- **TASK DIRECTIONS**
Answer with a single number: how many lines in the listing below include "Ganges"?

== Segment start ==

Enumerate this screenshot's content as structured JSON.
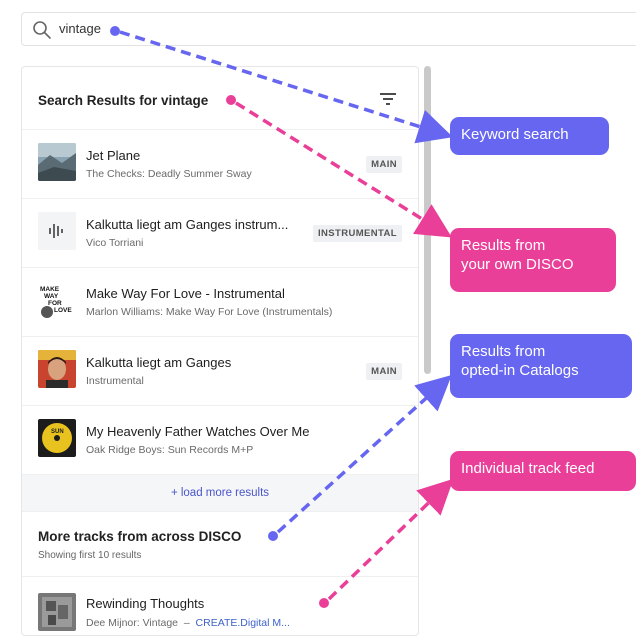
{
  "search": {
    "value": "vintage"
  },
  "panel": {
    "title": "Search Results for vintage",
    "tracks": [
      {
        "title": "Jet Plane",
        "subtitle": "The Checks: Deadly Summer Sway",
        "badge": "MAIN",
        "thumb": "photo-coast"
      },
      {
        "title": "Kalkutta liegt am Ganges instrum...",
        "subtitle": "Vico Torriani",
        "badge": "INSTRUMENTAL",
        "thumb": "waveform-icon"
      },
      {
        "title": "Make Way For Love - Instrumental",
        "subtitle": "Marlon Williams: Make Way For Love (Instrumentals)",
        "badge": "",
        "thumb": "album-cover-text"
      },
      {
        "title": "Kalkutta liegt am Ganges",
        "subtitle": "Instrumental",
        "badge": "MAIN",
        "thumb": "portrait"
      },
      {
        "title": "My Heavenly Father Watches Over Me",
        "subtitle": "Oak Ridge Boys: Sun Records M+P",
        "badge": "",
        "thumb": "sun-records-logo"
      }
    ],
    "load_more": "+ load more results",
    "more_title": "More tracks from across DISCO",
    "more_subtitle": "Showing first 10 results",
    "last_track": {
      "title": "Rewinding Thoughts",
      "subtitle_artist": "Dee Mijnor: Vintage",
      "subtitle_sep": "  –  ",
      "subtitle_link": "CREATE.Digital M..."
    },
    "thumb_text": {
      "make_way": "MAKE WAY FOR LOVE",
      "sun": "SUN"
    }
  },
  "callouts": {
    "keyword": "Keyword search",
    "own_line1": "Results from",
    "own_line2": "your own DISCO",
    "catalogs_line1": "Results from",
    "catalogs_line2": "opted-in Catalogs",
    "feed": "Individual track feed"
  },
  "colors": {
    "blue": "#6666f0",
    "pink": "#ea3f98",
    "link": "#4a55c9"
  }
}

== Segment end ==
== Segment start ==

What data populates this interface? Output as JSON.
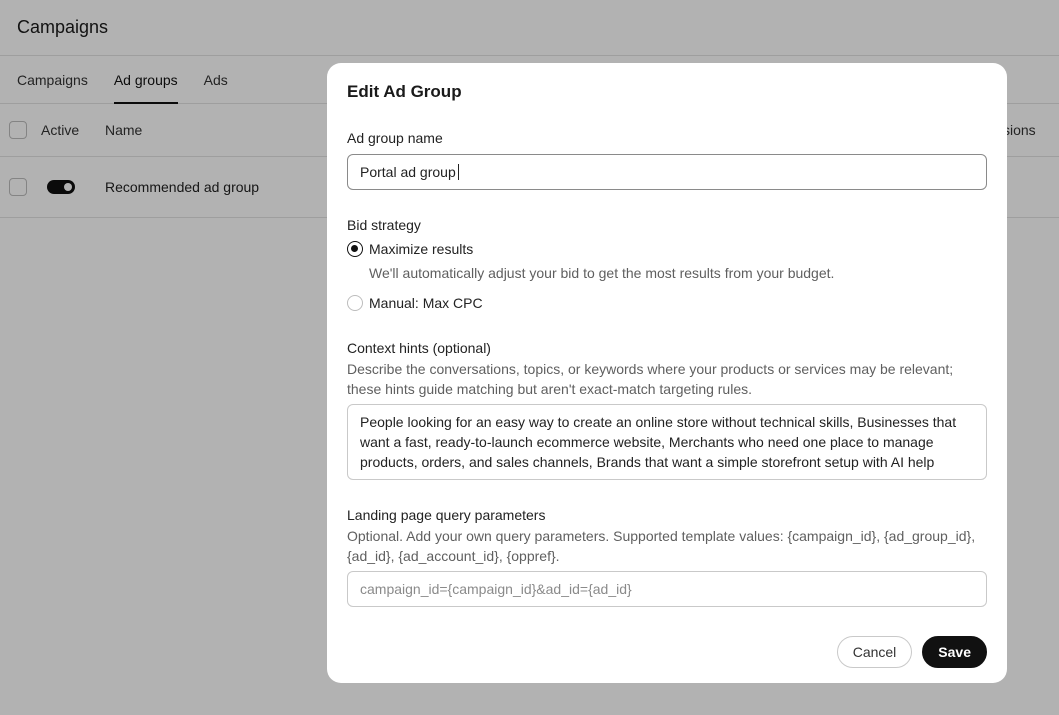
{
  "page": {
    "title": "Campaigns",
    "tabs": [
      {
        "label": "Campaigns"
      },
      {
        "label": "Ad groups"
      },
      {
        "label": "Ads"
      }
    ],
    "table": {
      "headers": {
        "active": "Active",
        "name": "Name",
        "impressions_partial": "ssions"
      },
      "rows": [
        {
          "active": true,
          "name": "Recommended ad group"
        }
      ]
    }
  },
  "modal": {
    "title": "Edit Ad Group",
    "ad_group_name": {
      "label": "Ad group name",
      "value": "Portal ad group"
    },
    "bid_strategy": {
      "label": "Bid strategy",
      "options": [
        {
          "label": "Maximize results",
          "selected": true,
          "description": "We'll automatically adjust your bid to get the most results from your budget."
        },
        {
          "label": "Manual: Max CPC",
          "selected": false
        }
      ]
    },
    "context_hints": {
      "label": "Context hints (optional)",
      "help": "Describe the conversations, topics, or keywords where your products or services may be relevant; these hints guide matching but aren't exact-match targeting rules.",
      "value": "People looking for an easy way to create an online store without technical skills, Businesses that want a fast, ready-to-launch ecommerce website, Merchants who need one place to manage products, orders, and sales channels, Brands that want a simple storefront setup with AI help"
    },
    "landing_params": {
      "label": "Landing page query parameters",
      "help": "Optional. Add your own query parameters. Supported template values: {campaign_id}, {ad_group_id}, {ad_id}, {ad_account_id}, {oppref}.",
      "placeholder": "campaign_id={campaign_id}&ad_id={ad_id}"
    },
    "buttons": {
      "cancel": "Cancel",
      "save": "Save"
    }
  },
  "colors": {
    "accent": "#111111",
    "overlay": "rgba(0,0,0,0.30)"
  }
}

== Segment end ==
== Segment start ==

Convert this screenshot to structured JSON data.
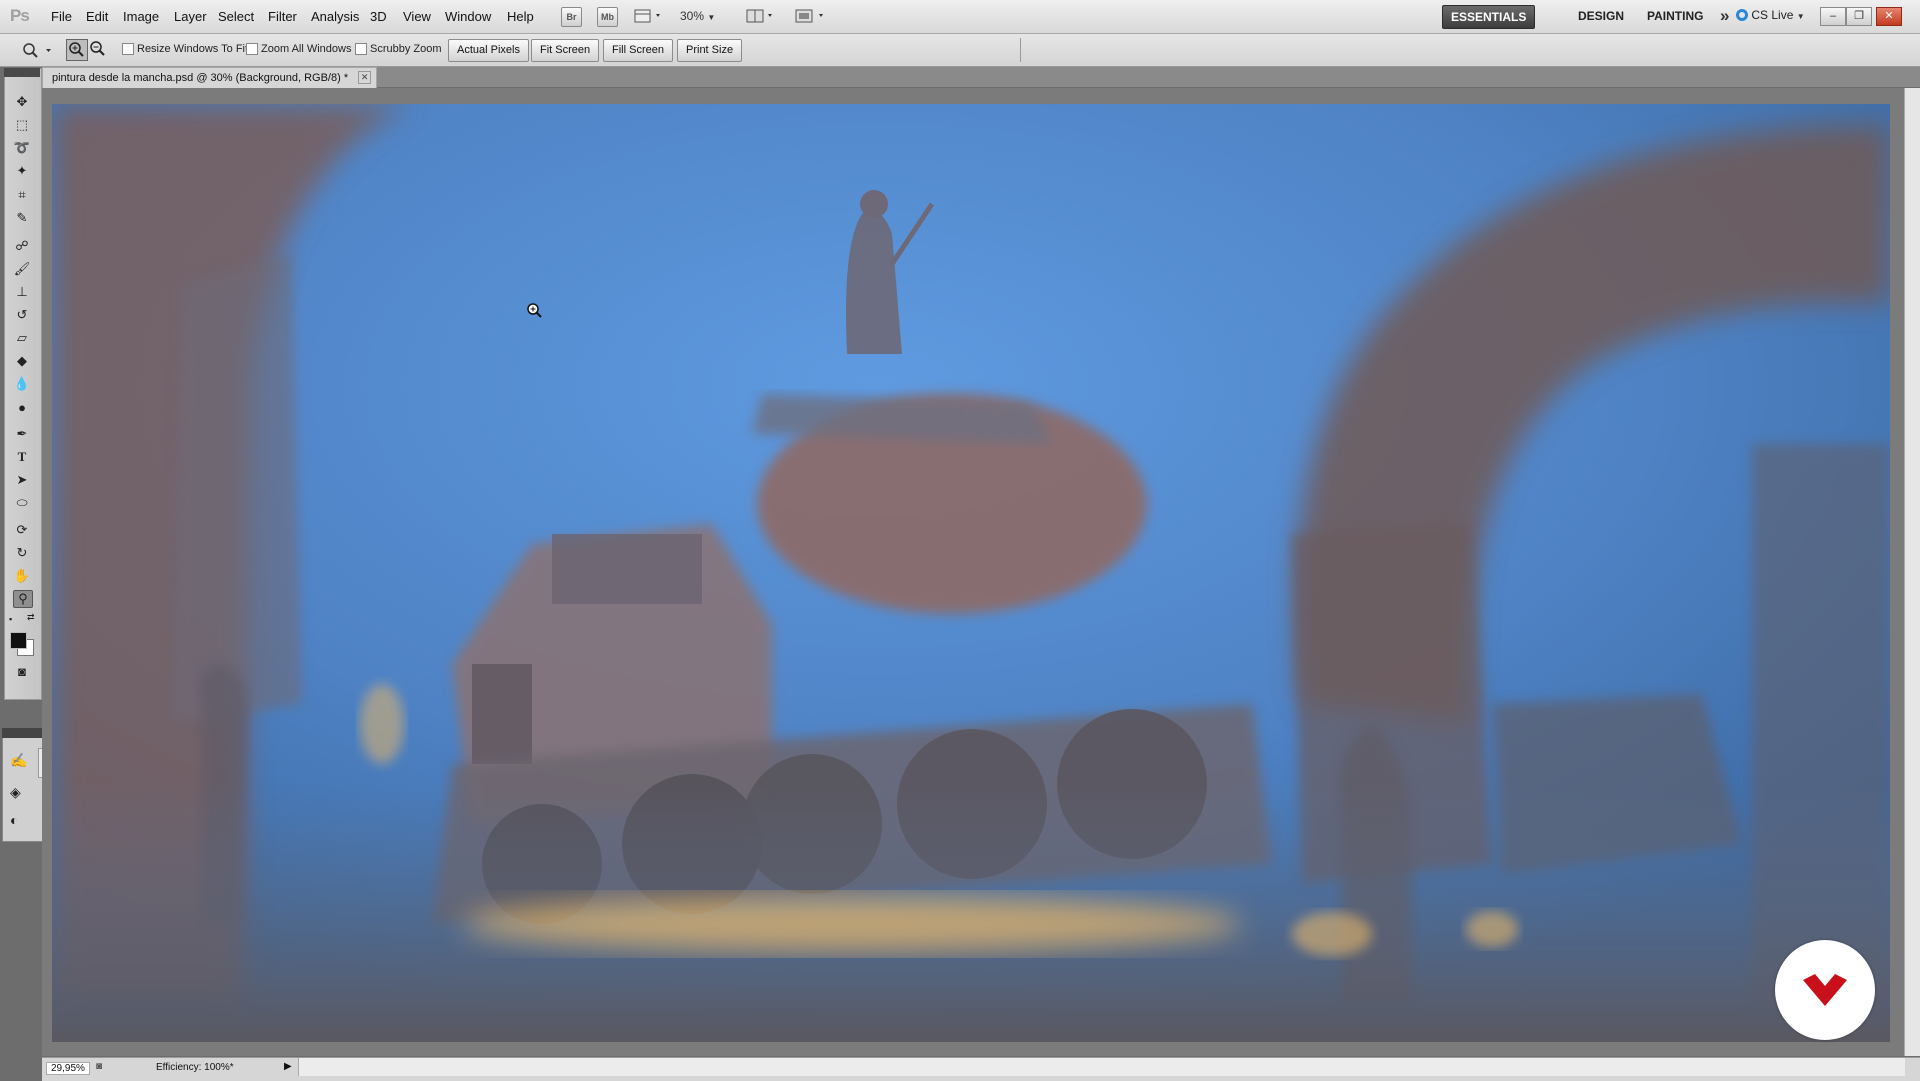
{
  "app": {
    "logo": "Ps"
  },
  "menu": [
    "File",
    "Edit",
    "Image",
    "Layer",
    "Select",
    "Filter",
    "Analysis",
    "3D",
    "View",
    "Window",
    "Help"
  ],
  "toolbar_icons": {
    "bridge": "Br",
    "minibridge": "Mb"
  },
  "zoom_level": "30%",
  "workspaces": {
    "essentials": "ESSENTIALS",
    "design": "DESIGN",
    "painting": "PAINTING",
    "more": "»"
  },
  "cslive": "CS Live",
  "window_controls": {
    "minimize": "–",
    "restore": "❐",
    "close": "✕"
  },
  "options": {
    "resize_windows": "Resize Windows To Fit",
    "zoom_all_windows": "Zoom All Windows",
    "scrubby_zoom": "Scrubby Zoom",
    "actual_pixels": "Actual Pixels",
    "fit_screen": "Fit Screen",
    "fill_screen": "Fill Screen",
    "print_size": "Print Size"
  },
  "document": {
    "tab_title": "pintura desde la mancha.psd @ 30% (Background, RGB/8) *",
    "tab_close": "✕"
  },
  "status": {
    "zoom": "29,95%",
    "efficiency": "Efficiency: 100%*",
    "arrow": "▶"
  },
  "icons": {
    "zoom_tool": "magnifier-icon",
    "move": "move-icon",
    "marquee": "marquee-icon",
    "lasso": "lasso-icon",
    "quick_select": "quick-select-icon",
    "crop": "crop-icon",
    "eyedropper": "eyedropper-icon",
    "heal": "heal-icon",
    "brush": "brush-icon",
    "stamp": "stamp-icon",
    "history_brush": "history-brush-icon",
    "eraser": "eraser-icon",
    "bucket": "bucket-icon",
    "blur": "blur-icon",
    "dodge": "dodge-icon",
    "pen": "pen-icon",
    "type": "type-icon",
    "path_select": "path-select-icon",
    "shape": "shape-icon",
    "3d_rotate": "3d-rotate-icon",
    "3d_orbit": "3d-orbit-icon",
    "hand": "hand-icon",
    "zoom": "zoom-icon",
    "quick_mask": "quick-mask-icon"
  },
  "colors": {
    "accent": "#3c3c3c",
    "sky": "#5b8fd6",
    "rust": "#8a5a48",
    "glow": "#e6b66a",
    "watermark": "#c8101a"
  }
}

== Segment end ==

- **EXPECTED ANSWER**
2